Start of Provided data
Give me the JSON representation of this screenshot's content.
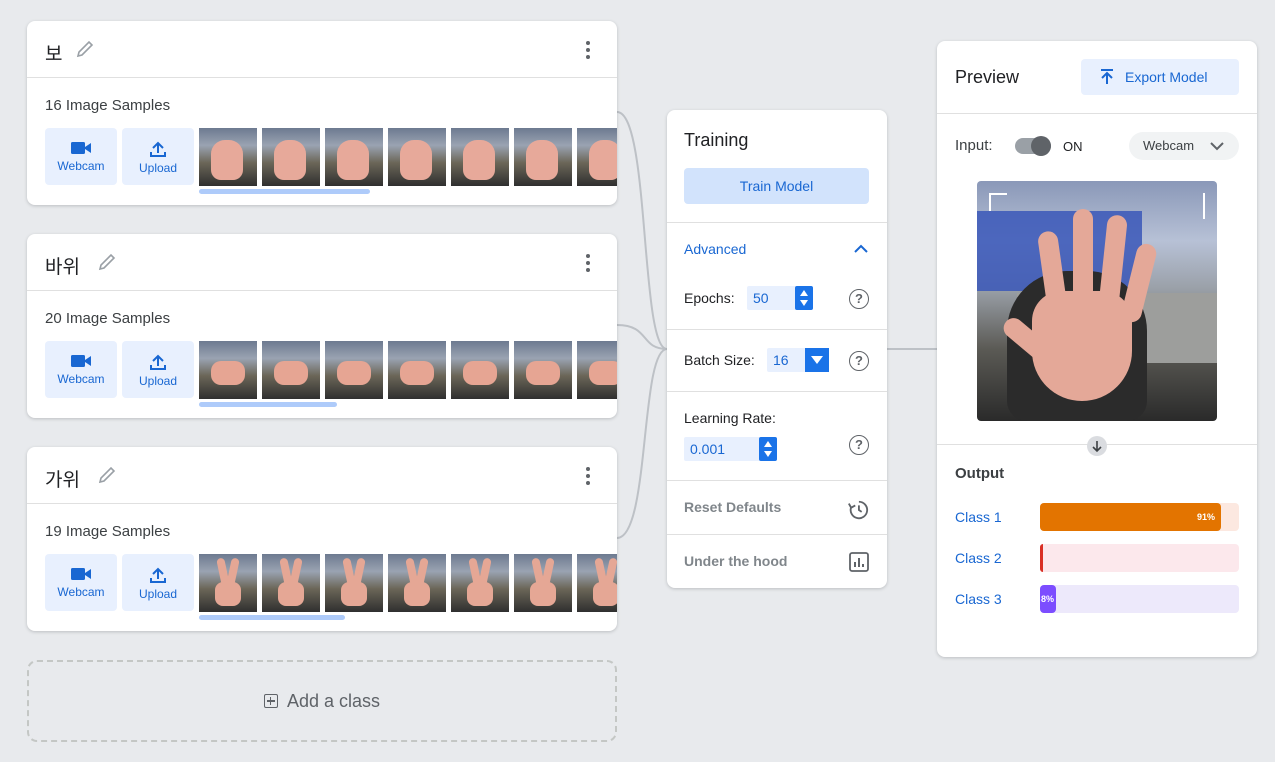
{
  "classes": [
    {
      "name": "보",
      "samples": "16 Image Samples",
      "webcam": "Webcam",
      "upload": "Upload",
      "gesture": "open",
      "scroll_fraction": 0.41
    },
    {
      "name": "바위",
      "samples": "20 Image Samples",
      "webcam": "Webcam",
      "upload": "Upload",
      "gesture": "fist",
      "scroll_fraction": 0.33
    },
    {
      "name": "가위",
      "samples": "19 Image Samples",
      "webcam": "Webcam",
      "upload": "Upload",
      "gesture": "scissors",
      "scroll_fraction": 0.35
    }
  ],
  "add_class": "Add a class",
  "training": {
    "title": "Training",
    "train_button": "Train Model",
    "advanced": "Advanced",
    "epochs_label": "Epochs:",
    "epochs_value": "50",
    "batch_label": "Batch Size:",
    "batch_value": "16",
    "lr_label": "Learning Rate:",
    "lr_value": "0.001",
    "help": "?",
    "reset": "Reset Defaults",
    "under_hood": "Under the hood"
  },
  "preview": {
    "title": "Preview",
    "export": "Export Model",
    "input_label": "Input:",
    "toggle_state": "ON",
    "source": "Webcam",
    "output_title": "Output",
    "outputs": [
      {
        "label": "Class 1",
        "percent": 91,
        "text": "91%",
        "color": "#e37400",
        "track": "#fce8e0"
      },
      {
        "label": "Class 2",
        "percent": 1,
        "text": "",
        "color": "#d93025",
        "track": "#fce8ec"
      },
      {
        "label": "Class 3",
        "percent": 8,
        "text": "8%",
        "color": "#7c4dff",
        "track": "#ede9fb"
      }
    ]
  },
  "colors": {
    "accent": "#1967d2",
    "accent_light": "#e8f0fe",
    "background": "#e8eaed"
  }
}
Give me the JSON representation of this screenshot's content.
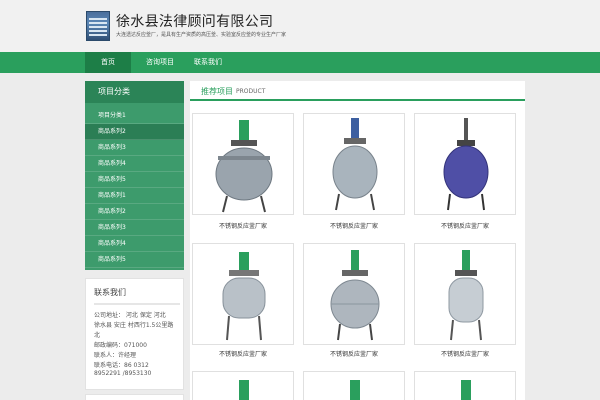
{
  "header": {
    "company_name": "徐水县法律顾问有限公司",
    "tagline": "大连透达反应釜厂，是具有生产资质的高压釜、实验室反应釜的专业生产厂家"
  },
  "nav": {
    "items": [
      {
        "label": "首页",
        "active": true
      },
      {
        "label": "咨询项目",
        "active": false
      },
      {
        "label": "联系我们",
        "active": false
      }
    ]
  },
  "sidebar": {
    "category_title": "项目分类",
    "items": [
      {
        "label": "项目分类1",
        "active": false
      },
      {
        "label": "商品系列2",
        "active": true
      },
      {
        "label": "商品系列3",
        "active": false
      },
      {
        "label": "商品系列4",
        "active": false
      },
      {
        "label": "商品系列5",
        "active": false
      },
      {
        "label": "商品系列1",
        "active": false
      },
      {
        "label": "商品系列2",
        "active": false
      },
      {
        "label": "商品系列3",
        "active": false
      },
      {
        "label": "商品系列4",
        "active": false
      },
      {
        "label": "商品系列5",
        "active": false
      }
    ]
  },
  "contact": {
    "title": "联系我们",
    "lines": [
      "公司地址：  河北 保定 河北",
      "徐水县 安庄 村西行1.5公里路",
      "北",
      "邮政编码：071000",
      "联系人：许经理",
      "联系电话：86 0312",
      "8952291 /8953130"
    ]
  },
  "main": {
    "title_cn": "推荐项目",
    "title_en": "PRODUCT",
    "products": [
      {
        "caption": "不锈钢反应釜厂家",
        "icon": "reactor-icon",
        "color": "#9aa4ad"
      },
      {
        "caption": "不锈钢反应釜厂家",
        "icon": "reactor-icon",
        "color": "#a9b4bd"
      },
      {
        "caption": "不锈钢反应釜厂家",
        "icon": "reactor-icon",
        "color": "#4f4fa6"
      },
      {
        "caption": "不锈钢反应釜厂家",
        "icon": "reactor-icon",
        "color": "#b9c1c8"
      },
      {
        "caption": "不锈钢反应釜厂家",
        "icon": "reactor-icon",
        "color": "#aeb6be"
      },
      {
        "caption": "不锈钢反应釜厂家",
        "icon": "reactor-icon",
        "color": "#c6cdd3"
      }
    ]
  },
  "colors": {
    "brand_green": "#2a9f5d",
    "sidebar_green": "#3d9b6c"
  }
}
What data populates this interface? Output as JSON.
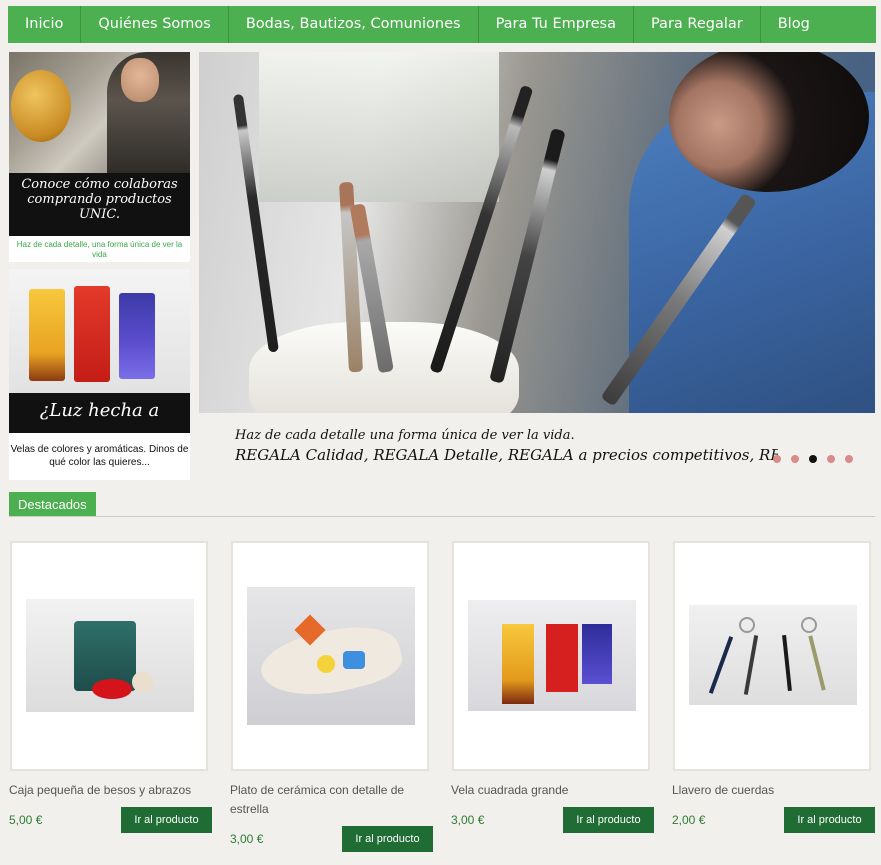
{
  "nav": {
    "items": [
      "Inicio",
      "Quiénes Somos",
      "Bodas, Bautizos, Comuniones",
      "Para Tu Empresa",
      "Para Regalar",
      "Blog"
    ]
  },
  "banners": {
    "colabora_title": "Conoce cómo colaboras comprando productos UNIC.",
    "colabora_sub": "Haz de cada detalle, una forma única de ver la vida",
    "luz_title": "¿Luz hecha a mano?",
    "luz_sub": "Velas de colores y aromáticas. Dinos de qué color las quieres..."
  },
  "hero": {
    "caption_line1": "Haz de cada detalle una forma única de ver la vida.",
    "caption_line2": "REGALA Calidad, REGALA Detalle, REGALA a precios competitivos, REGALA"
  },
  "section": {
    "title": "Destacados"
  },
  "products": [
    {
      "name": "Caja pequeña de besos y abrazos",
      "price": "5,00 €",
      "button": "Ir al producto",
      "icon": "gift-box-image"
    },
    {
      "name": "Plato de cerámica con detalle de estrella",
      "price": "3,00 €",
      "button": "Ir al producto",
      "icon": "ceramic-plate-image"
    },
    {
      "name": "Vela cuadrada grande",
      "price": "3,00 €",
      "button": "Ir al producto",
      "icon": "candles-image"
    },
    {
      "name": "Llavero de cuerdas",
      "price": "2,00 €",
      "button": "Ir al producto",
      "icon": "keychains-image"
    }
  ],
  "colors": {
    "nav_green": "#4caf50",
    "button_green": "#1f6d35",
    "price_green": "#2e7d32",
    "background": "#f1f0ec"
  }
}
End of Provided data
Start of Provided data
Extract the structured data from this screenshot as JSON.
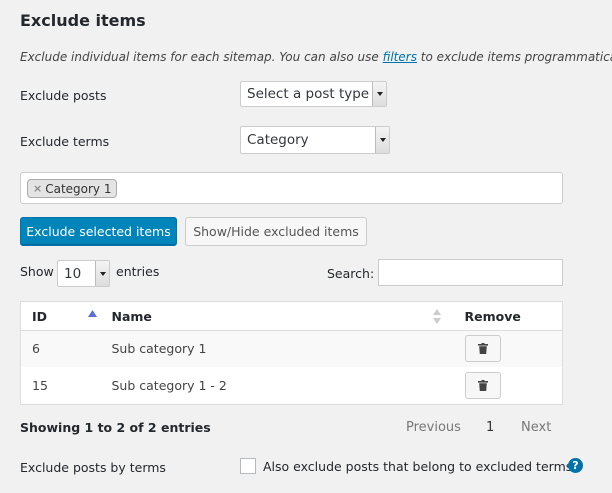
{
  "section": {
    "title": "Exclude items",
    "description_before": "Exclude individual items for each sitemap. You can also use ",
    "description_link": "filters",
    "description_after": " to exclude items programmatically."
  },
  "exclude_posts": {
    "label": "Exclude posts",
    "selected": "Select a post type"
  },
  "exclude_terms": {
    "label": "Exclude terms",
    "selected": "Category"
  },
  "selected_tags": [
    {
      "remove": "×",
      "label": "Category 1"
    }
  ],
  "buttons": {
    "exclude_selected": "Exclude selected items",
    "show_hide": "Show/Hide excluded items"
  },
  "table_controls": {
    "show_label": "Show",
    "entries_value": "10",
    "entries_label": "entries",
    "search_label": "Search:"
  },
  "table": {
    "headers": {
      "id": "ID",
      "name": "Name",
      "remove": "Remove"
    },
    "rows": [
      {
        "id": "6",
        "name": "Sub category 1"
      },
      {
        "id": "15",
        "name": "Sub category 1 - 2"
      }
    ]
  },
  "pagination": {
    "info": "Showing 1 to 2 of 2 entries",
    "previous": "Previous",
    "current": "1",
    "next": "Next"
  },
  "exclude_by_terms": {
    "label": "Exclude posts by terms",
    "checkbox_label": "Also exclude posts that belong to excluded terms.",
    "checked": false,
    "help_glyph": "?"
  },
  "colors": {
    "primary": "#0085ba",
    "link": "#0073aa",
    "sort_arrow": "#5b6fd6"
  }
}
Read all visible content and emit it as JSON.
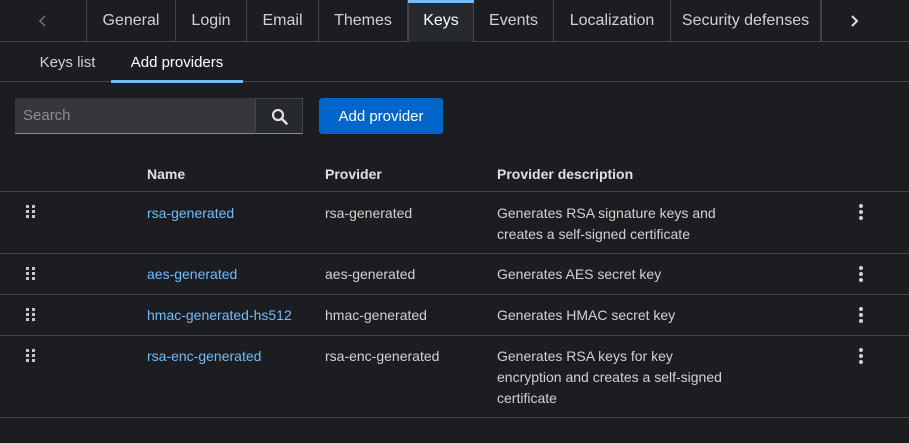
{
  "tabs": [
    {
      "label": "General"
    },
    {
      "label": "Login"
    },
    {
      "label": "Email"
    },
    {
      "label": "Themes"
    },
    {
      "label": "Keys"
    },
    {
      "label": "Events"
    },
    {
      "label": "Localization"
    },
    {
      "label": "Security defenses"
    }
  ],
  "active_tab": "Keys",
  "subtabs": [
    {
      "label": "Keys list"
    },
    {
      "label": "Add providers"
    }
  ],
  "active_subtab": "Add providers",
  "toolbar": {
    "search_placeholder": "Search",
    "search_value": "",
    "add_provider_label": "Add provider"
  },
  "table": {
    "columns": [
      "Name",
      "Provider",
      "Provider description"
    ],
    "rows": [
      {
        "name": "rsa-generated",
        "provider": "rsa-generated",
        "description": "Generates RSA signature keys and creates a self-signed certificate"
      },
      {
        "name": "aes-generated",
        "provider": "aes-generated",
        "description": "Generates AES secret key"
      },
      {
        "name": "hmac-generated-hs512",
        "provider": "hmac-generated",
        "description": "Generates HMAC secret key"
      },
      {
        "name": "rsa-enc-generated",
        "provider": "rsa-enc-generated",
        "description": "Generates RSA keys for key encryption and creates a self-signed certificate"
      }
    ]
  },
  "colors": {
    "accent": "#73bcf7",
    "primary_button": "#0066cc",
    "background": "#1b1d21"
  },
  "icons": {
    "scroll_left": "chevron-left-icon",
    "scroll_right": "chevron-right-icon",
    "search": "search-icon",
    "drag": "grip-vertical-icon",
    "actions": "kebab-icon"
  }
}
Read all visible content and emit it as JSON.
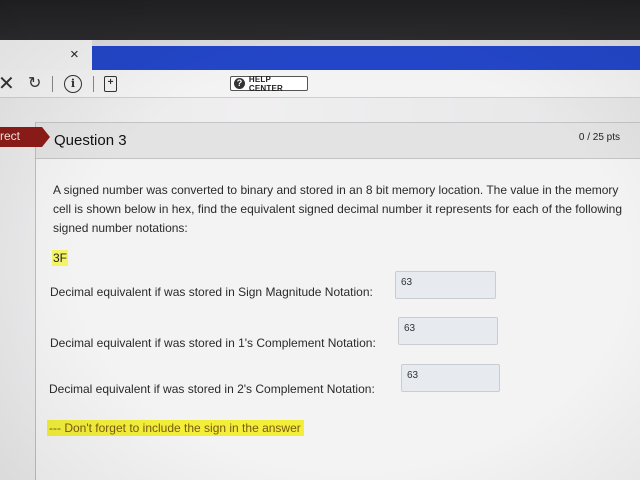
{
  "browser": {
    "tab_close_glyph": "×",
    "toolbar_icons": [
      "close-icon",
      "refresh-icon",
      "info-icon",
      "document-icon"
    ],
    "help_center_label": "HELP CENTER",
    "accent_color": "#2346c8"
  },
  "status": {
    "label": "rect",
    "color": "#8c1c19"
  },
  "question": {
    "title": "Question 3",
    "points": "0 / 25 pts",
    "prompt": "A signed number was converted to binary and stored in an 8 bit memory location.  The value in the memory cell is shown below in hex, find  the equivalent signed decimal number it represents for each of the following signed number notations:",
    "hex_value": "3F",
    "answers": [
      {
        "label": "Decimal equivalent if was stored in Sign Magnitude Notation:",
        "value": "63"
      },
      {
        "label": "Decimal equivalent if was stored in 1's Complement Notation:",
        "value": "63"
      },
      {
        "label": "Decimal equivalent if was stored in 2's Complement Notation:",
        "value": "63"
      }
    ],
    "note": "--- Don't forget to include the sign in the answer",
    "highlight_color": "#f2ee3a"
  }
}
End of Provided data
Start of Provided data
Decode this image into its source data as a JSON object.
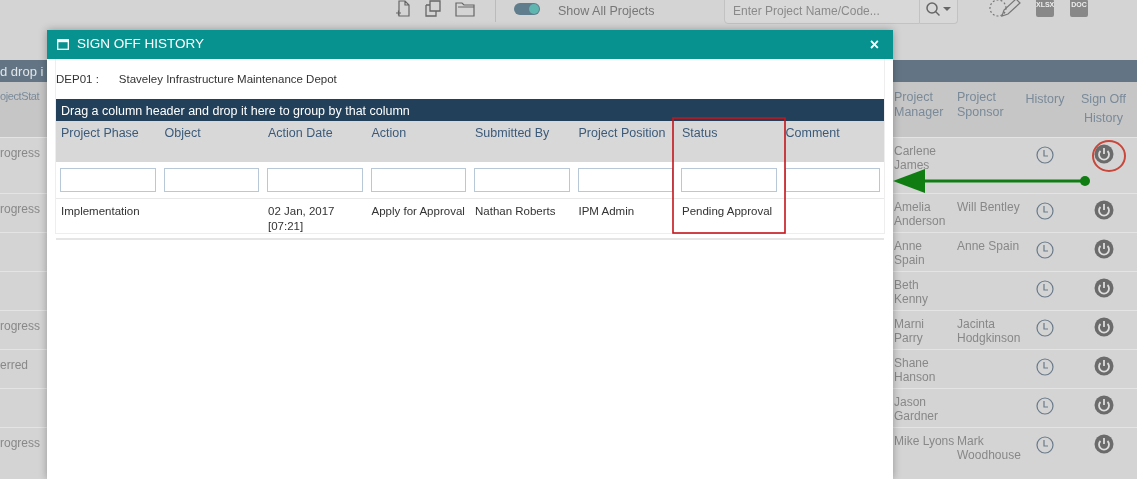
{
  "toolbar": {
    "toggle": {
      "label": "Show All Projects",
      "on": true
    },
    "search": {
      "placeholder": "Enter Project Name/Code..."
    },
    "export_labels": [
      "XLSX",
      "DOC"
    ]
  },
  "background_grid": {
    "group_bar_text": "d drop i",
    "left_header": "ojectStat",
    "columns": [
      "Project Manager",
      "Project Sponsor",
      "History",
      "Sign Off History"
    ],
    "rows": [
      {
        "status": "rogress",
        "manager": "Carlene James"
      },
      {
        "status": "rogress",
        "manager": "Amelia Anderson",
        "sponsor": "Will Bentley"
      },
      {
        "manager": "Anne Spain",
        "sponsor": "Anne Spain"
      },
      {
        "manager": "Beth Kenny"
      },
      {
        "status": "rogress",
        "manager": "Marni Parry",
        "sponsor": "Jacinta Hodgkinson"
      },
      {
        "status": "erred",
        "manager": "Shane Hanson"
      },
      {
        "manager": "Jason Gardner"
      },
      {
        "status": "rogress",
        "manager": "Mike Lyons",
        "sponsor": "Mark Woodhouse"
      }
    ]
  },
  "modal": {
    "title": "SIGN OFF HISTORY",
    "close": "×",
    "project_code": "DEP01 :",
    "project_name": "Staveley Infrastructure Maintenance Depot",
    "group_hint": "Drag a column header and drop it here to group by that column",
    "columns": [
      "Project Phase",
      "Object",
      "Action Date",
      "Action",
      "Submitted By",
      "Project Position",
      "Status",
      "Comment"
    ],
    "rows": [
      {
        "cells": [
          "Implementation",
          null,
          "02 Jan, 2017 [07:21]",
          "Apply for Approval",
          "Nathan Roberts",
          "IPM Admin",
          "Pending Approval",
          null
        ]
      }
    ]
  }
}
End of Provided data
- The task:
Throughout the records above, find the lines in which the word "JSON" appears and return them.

- Output for this exercise:
Give me the JSON representation of this screenshot's content.
Give me the JSON representation of this screenshot's content.
What data populates this interface? Output as JSON.
Extract the structured data from this screenshot as JSON.
Read all visible content and emit it as JSON.
Read all visible content and emit it as JSON.
Decode this image into its source data as a JSON object.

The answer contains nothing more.